How Nine Start-up Founders Grew Their Businesses from ‘Humble Beginnings’

Dell’s "Beginnings" campaign celebrates companies that have grown from humble beginnings into some of America’s most iconic brands. These companies, such as Gilt, The Knot,, Shutterfly and TripAdvisor all began with the ideas and passion of dreamers who wanted to make something good great and something unimaginable possible.

To further extend the campaign, Dell last week launched a social platform called Your (More) as a destination for entrepreneurs to connect with one another and share their stories.

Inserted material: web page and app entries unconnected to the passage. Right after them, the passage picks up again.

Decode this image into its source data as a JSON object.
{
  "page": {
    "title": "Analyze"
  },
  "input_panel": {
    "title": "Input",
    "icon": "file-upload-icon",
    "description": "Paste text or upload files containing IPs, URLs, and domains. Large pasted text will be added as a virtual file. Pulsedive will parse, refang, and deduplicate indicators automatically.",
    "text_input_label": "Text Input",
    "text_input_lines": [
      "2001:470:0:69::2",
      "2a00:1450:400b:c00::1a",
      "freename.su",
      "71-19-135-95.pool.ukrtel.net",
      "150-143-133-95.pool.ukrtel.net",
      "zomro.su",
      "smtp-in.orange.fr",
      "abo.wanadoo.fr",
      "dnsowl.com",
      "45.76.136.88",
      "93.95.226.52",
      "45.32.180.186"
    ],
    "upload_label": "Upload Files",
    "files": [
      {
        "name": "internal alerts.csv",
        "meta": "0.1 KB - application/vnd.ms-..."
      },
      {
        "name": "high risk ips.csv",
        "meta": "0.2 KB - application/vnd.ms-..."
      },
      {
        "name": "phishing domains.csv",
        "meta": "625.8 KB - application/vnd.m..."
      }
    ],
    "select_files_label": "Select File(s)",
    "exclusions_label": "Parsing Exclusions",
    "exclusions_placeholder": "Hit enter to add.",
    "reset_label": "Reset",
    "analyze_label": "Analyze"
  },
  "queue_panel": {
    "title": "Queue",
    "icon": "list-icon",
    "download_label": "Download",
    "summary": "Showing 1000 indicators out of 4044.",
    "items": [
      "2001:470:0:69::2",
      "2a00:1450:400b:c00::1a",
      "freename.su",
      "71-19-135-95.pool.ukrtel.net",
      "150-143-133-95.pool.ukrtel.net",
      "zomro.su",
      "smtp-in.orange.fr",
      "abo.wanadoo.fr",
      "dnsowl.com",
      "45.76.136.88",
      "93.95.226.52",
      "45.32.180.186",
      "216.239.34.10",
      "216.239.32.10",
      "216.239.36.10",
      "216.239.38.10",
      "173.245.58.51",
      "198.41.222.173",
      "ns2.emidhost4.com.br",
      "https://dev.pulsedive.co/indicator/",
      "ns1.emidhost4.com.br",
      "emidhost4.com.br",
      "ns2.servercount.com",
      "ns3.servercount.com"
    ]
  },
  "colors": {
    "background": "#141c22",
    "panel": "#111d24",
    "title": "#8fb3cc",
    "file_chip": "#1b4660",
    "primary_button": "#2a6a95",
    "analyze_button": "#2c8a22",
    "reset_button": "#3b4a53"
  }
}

The portal offers businesses the opportunity to submit their mission statements and background on their entrepreneurial journeys for a chance to be featured on the front page of To create a profile, you can upload your company details directly to

Growing a business from dorm-room startup into household name requires flexibility, intense passion, dedication and determination, and Your (More) aims to inspire current and future entrepreneurs by demonstrating that even today’s most successful businesses had to start from somewhere (just look at

Drew Houston who wrote the first lines of code for Dropbox at a bus stop after realizing he left his USB stick at home!).

Making the leap from great idea to thriving business doesn’t come without calculated risk and heaps of growing pains along the way. Members of the Dell Founders Club, all of whom are working to solve tough problems in industries as diverse as data analytics, industrial office supplies and telemedicine drive this point home with the below anecdotes from their early days. Click here to get the full scoop on each of these companies.

  • After a car accident in New Mexico, Chris Witt’s father died en route to the nearest hospital. His life could have been saved if EMS staff had been able to relay critical information in real-time. Chris met Jonathon Feit, who had previously been in training to become a field medic, and the two founded Beyond Lucid Technologies to reduce the information and technology gaps for the 120 million ambulance transfers that happen in the US every year.
  • Bottlenose was founded by Nova Spivack and Dominiek ter Heide. Their first office was a surfboard off the shore of Enoshima, Japan where they conceived of an idea to build stream intelligence technology to analyze the world’s real-time collective consciousness for the first time.
  • It took two brothers from Brooklyn to recognize that developers were a severely underserved market. After years in the managed hosting industry, Ben and Moisey Uretzky decided to build DigitalOcean from the ground up, adding CMO Mitch Wainer to lead their marketing efforts. The small but mighty team took their newborn company to TechStars where they gained invaluable knowledge and connections to take their company to the next level.

  • After spending hours in urgent care with his daughter who had a simple ear infection, HealthSpot founder Steve Cashman decided to revolutionize the healthcare industry by making access to doctors and diagnostics easy and affordable through a first class, ‘Apple-like’ patient experience.
  • Fantoo was founded by Jordan Fantaay, a serial entrepreneur in the technology industry for over 18 years, who was fed up with his email lifestyle and made the decision to dedicate the next few years of his life to solving this problem rather than waiting for a solution to come along.
  • Neverware founder Jonathan Hefter spent years in his parents’ basement working on his startup while also serving as a volunteer firefighter – he would sit at the firehouse, coding in his boxers while waiting for his gear to wash.
  • Drinking mango daiquiris on the beach, P.D. Morrison’s wife told him he needed to put his drink down and get out of the sun when he told her he was going to buy a new business. He then found a niche with his company PDME in providing added-value services for the office and industrial supply industries and has grown it into an over $35M a year business.
  • Erik Severinghaus left his job as an IBM consultant and dropped his life savings into Simple Relevance. For a time, his team worked out of an office known as the “Fail Cube,” before moving into a co-working center for digital startups in Chicago. They’re now serving Fortune 500 clients and growing at a rate of 20 percent month-over-month.
  • Speek was founded by two friends over drinks on a business trip in NYC who went from joking about annoying conference calls to sketching their idea for Speek on a cocktail napkin. Two months later, they had built their first MVP.

To explore other entrepreneurial stories or to submit your own, visit  

About the Author: Ingrid Vanderveldt